20 years after Lush’s last studio recording and live shows, the band are reforming to play a series of shows visiting North America, the UK and mainland Europe.
Occasionally corralled into both the ‘shoegaze’ and ‘Britpop’ scenes, Lush applied their fusion of layered guitars and harmonised melodies to spiky pop songs, sparkling soundscapes, spacey indie-dance and thrilling blasts of full-on noise.
Emma Anderson, Miki Berenyi and Phil King are back on board, but the tragic loss of Chris Acland is heartfelt. The band officially announced their split in February 1998, but the end had come in October 1996 when, completely unexpectedly, Chris committed suicide, leaving his shocked and grieving bandmates feeling that it was impossible to carry on without him.
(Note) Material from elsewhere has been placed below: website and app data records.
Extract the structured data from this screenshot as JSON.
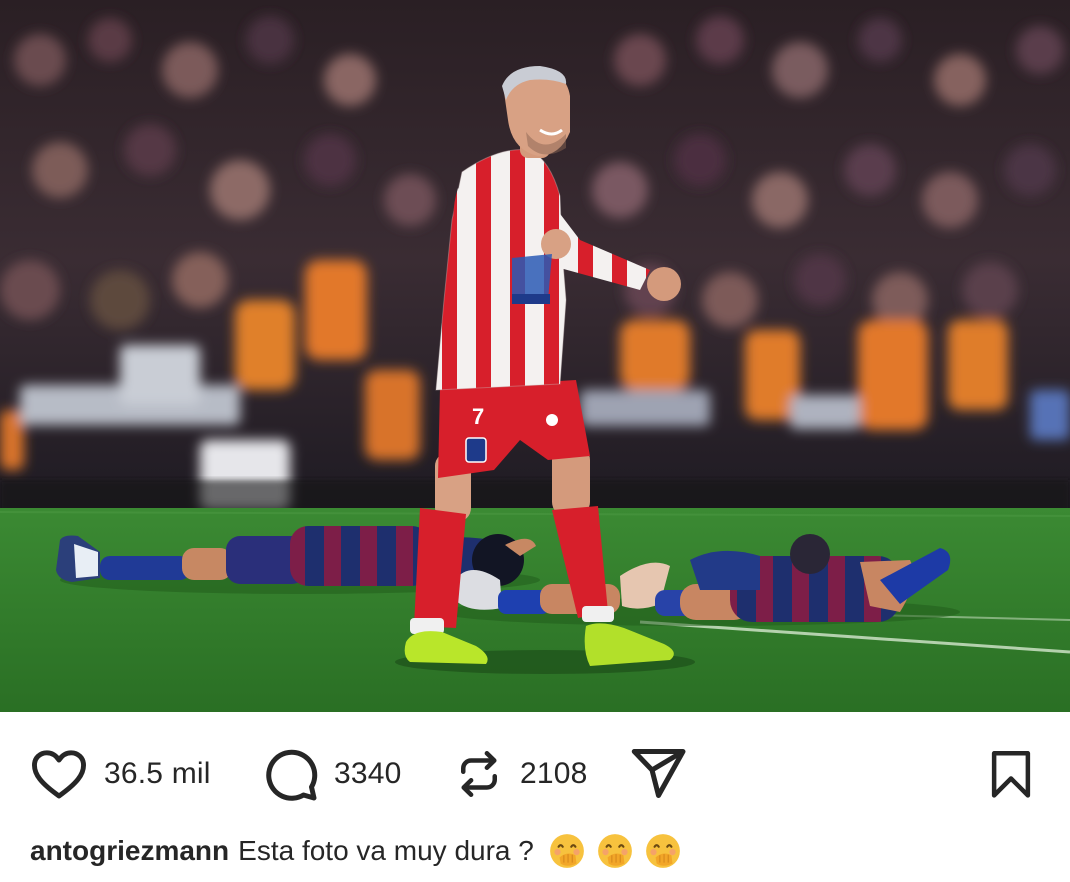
{
  "post": {
    "username": "antogriezmann",
    "caption": "Esta foto va muy dura ?",
    "caption_emojis": [
      "hand-over-mouth-emoji",
      "hand-over-mouth-emoji",
      "hand-over-mouth-emoji"
    ],
    "image": {
      "player_shirt_number": "7"
    }
  },
  "actions": {
    "like": {
      "icon": "heart-icon",
      "count": "36.5 mil"
    },
    "comment": {
      "icon": "comment-bubble-icon",
      "count": "3340"
    },
    "repost": {
      "icon": "repost-icon",
      "count": "2108"
    },
    "share": {
      "icon": "send-paper-plane-icon"
    },
    "save": {
      "icon": "bookmark-icon"
    }
  },
  "colors": {
    "text": "#262626",
    "pitch": "#2f7f2a",
    "atletico_red": "#d71f2b",
    "barca_blue": "#1e2f6e",
    "barca_garnet": "#8a1f4a",
    "boot_green": "#b9e62a"
  }
}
“Even now,” says Miki, “it won’t be at all easy knowing Chris won’t be there. We know you can’t recapture what you had before but, hopefully, it will be brilliant in a different way”.
Justin Welch, a good friend of Chris’ who played for Spitfire and then Elastica, will be standing in on drums. “After Chris died, we gave his snare drum to Justin,” says Emma. “He’s not replacing Chris in any sense, but it’s good to be playing with someone who was close to him.”
Justin also worked with Emma on the initial demos for her post-Lush band project Sing-Sing, while Miki cut all her ties with music except for the very occasional guest vocal. Phil became a long-standing member of The Jesus & Mary Chain but, having completed their Psychocandy tour in 2015, was free to reunite with Lush. “It’s been tricky to organise, because we have jobs and family commitments, but the time just seemed right,” says Phil.
For Lush fanatics, and anyone who keen to immerse themselves in the band’s legacy, 4AD has released a beautifully packaged box set with artwork by Chris Bigg who, alongside design chief Vaughan Oliver, comprised v23, the artwork team responsible for 4AD’s iconic covers of the Eighties and Nineties. The box consists of a five-disc set, comprising the early compilation Gala (1990), the three studio albums Spooky (1992), Split (1994) and Lovelife (1996), and the B-sides collection Topolino (the Canadian version, also 1996), plus all manner of rarities (B-sides, radio sessions, remixes and demos, some previously unreleased).
But that was then, when Lush were part of a thrilling explosion of British guitar bands who took on the mainstream (interesting fact: they are the only 4AD band to have been on Top Of The Pops). In 2001, 4AD released a Lush Best Of, which was named after their 1996 single “Ciao!” which in one sense, served as a belated ‘wave goodbye’. With their return, Lush are not merely reviving their legacy, but adding to it. Their new EP, Blind Spot, is due for release in April. Watch this space.